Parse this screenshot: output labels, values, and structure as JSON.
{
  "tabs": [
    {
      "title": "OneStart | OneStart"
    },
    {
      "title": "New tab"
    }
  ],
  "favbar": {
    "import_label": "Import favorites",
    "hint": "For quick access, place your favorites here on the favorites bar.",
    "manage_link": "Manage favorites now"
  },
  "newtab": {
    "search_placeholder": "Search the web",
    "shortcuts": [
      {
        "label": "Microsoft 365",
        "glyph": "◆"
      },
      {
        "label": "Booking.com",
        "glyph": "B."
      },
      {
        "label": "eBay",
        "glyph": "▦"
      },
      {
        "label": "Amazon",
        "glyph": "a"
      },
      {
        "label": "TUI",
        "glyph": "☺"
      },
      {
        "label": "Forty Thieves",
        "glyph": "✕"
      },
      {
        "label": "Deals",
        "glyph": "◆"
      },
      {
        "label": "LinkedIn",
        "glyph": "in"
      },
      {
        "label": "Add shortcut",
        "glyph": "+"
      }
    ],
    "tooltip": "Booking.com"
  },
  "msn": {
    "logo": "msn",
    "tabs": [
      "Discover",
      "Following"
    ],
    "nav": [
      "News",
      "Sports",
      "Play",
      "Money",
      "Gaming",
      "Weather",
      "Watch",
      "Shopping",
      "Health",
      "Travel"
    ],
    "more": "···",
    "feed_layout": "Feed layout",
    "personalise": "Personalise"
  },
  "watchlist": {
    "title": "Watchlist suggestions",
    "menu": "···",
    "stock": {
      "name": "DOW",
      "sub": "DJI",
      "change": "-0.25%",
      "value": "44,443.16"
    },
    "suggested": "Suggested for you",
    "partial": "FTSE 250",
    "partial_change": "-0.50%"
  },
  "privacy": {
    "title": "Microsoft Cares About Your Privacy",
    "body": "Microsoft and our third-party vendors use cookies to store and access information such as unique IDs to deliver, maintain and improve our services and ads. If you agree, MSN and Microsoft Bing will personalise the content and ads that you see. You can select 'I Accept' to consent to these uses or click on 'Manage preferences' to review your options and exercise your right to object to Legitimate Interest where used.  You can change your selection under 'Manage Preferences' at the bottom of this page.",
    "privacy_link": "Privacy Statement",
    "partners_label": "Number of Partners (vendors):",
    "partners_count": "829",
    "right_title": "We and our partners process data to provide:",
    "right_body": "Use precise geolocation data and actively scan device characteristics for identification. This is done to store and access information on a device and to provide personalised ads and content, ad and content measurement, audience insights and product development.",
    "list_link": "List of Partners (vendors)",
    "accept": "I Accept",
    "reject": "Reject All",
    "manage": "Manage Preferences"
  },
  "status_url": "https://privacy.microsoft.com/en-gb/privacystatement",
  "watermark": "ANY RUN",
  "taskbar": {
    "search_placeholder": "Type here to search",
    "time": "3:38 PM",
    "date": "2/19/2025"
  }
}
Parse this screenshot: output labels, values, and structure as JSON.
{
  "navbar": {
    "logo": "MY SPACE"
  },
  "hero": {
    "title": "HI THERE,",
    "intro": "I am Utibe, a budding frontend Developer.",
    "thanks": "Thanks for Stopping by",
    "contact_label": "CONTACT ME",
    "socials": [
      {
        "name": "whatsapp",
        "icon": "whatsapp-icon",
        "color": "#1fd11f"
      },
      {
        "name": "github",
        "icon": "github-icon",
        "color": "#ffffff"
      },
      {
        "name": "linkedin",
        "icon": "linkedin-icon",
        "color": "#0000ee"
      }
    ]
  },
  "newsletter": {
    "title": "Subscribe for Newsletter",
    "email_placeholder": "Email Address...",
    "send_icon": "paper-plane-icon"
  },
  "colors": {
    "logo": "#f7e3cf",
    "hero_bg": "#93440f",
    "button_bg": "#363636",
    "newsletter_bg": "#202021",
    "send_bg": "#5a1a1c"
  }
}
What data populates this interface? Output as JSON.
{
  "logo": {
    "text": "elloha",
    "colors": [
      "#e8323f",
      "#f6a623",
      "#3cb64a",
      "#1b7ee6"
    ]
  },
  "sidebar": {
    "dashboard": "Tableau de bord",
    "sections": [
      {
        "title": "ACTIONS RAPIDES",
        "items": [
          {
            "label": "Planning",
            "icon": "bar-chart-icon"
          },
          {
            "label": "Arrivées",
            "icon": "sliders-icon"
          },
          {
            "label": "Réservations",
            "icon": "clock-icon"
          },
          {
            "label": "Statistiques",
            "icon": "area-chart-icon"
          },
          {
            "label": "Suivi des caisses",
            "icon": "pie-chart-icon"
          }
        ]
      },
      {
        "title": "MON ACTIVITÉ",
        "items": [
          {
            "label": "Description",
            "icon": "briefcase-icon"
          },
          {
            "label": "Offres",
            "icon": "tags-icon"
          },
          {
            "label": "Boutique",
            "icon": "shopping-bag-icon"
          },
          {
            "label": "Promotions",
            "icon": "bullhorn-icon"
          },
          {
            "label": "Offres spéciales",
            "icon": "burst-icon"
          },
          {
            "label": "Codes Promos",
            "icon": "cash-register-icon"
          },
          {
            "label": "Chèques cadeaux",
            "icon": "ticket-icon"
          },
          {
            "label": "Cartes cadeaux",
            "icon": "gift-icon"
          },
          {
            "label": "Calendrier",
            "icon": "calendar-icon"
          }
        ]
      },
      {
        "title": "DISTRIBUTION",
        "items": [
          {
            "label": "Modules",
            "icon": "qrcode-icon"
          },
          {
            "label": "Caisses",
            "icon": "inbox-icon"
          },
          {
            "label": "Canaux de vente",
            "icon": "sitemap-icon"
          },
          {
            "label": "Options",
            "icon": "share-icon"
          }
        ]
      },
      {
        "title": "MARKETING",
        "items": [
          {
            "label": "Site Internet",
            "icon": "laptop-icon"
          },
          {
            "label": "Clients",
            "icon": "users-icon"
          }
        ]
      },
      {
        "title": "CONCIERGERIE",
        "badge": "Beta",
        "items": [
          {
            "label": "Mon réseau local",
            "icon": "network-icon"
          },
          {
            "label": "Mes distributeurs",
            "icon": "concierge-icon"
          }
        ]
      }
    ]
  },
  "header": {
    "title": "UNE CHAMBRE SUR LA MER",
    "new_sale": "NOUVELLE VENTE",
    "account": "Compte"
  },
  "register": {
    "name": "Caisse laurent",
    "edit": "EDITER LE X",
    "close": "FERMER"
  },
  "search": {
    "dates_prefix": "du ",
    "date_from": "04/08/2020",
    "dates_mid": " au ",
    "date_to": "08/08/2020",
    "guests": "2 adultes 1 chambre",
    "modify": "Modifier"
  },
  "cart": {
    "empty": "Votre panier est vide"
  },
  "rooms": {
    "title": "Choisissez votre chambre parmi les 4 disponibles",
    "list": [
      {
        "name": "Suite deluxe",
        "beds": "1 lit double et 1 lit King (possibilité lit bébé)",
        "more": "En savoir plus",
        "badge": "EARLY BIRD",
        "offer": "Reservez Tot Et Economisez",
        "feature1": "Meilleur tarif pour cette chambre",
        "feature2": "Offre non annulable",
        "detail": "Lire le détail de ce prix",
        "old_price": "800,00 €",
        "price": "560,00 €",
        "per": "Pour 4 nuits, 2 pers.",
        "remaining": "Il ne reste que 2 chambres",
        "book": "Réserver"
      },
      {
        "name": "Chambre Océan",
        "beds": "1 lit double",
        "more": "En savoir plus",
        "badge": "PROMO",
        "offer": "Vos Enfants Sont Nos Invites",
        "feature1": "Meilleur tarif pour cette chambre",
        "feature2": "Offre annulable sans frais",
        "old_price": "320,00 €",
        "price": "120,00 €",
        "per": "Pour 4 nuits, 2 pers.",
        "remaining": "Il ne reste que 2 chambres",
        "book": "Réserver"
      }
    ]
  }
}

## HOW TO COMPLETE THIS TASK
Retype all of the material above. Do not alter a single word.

## EXERCISE SOLUTION
Parse this screenshot: output labels, values, and structure as JSON.
{
  "tabs": [
    {
      "title": "OneStart | OneStart"
    },
    {
      "title": "New tab"
    }
  ],
  "favbar": {
    "import_label": "Import favorites",
    "hint": "For quick access, place your favorites here on the favorites bar.",
    "manage_link": "Manage favorites now"
  },
  "newtab": {
    "search_placeholder": "Search the web",
    "shortcuts": [
      {
        "label": "Microsoft 365",
        "glyph": "◆"
      },
      {
        "label": "Booking.com",
        "glyph": "B."
      },
      {
        "label": "eBay",
        "glyph": "▦"
      },
      {
        "label": "Amazon",
        "glyph": "a"
      },
      {
        "label": "TUI",
        "glyph": "☺"
      },
      {
        "label": "Forty Thieves",
        "glyph": "✕"
      },
      {
        "label": "Deals",
        "glyph": "◆"
      },
      {
        "label": "LinkedIn",
        "glyph": "in"
      },
      {
        "label": "Add shortcut",
        "glyph": "+"
      }
    ],
    "tooltip": "Booking.com"
  },
  "msn": {
    "logo": "msn",
    "tabs": [
      "Discover",
      "Following"
    ],
    "nav": [
      "News",
      "Sports",
      "Play",
      "Money",
      "Gaming",
      "Weather",
      "Watch",
      "Shopping",
      "Health",
      "Travel"
    ],
    "more": "···",
    "feed_layout": "Feed layout",
    "personalise": "Personalise"
  },
  "watchlist": {
    "title": "Watchlist suggestions",
    "menu": "···",
    "stock": {
      "name": "DOW",
      "sub": "DJI",
      "change": "-0.25%",
      "value": "44,443.16"
    },
    "suggested": "Suggested for you",
    "partial": "FTSE 250",
    "partial_change": "-0.50%"
  },
  "privacy": {
    "title": "Microsoft Cares About Your Privacy",
    "body": "Microsoft and our third-party vendors use cookies to store and access information such as unique IDs to deliver, maintain and improve our services and ads. If you agree, MSN and Microsoft Bing will personalise the content and ads that you see. You can select 'I Accept' to consent to these uses or click on 'Manage preferences' to review your options and exercise your right to object to Legitimate Interest where used.  You can change your selection under 'Manage Preferences' at the bottom of this page.",
    "privacy_link": "Privacy Statement",
    "partners_label": "Number of Partners (vendors):",
    "partners_count": "829",
    "right_title": "We and our partners process data to provide:",
    "right_body": "Use precise geolocation data and actively scan device characteristics for identification. This is done to store and access information on a device and to provide personalised ads and content, ad and content measurement, audience insights and product development.",
    "list_link": "List of Partners (vendors)",
    "accept": "I Accept",
    "reject": "Reject All",
    "manage": "Manage Preferences"
  },
  "status_url": "https://privacy.microsoft.com/en-gb/privacystatement",
  "watermark": "ANY RUN",
  "taskbar": {
    "search_placeholder": "Type here to search",
    "time": "3:38 PM",
    "date": "2/19/2025"
  }
}
Parse this screenshot: output labels, values, and structure as JSON.
{
  "navbar": {
    "logo": "MY SPACE"
  },
  "hero": {
    "title": "HI THERE,",
    "intro": "I am Utibe, a budding frontend Developer.",
    "thanks": "Thanks for Stopping by",
    "contact_label": "CONTACT ME",
    "socials": [
      {
        "name": "whatsapp",
        "icon": "whatsapp-icon",
        "color": "#1fd11f"
      },
      {
        "name": "github",
        "icon": "github-icon",
        "color": "#ffffff"
      },
      {
        "name": "linkedin",
        "icon": "linkedin-icon",
        "color": "#0000ee"
      }
    ]
  },
  "newsletter": {
    "title": "Subscribe for Newsletter",
    "email_placeholder": "Email Address...",
    "send_icon": "paper-plane-icon"
  },
  "colors": {
    "logo": "#f7e3cf",
    "hero_bg": "#93440f",
    "button_bg": "#363636",
    "newsletter_bg": "#202021",
    "send_bg": "#5a1a1c"
  }
}
What data populates this interface? Output as JSON.
{
  "logo": {
    "text": "elloha",
    "colors": [
      "#e8323f",
      "#f6a623",
      "#3cb64a",
      "#1b7ee6"
    ]
  },
  "sidebar": {
    "dashboard": "Tableau de bord",
    "sections": [
      {
        "title": "ACTIONS RAPIDES",
        "items": [
          {
            "label": "Planning",
            "icon": "bar-chart-icon"
          },
          {
            "label": "Arrivées",
            "icon": "sliders-icon"
          },
          {
            "label": "Réservations",
            "icon": "clock-icon"
          },
          {
            "label": "Statistiques",
            "icon": "area-chart-icon"
          },
          {
            "label": "Suivi des caisses",
            "icon": "pie-chart-icon"
          }
        ]
      },
      {
        "title": "MON ACTIVITÉ",
        "items": [
          {
            "label": "Description",
            "icon": "briefcase-icon"
          },
          {
            "label": "Offres",
            "icon": "tags-icon"
          },
          {
            "label": "Boutique",
            "icon": "shopping-bag-icon"
          },
          {
            "label": "Promotions",
            "icon": "bullhorn-icon"
          },
          {
            "label": "Offres spéciales",
            "icon": "burst-icon"
          },
          {
            "label": "Codes Promos",
            "icon": "cash-register-icon"
          },
          {
            "label": "Chèques cadeaux",
            "icon": "ticket-icon"
          },
          {
            "label": "Cartes cadeaux",
            "icon": "gift-icon"
          },
          {
            "label": "Calendrier",
            "icon": "calendar-icon"
          }
        ]
      },
      {
        "title": "DISTRIBUTION",
        "items": [
          {
            "label": "Modules",
            "icon": "qrcode-icon"
          },
          {
            "label": "Caisses",
            "icon": "inbox-icon"
          },
          {
            "label": "Canaux de vente",
            "icon": "sitemap-icon"
          },
          {
            "label": "Options",
            "icon": "share-icon"
          }
        ]
      },
      {
        "title": "MARKETING",
        "items": [
          {
            "label": "Site Internet",
            "icon": "laptop-icon"
          },
          {
            "label": "Clients",
            "icon": "users-icon"
          }
        ]
      },
      {
        "title": "CONCIERGERIE",
        "badge": "Beta",
        "items": [
          {
            "label": "Mon réseau local",
            "icon": "network-icon"
          },
          {
            "label": "Mes distributeurs",
            "icon": "concierge-icon"
          }
        ]
      }
    ]
  },
  "header": {
    "title": "UNE CHAMBRE SUR LA MER",
    "new_sale": "NOUVELLE VENTE",
    "account": "Compte"
  },
  "register": {
    "name": "Caisse laurent",
    "edit": "EDITER LE X",
    "close": "FERMER"
  },
  "search": {
    "dates_prefix": "du ",
    "date_from": "04/08/2020",
    "dates_mid": " au ",
    "date_to": "08/08/2020",
    "guests": "2 adultes 1 chambre",
    "modify": "Modifier"
  },
  "cart": {
    "empty": "Votre panier est vide"
  },
  "rooms": {
    "title": "Choisissez votre chambre parmi les 4 disponibles",
    "list": [
      {
        "name": "Suite deluxe",
        "beds": "1 lit double et 1 lit King (possibilité lit bébé)",
        "more": "En savoir plus",
        "badge": "EARLY BIRD",
        "offer": "Reservez Tot Et Economisez",
        "feature1": "Meilleur tarif pour cette chambre",
        "feature2": "Offre non annulable",
        "detail": "Lire le détail de ce prix",
        "old_price": "800,00 €",
        "price": "560,00 €",
        "per": "Pour 4 nuits, 2 pers.",
        "remaining": "Il ne reste que 2 chambres",
        "book": "Réserver"
      },
      {
        "name": "Chambre Océan",
        "beds": "1 lit double",
        "more": "En savoir plus",
        "badge": "PROMO",
        "offer": "Vos Enfants Sont Nos Invites",
        "feature1": "Meilleur tarif pour cette chambre",
        "feature2": "Offre annulable sans frais",
        "old_price": "320,00 €",
        "price": "120,00 €",
        "per": "Pour 4 nuits, 2 pers.",
        "remaining": "Il ne reste que 2 chambres",
        "book": "Réserver"
      }
    ]
  }
}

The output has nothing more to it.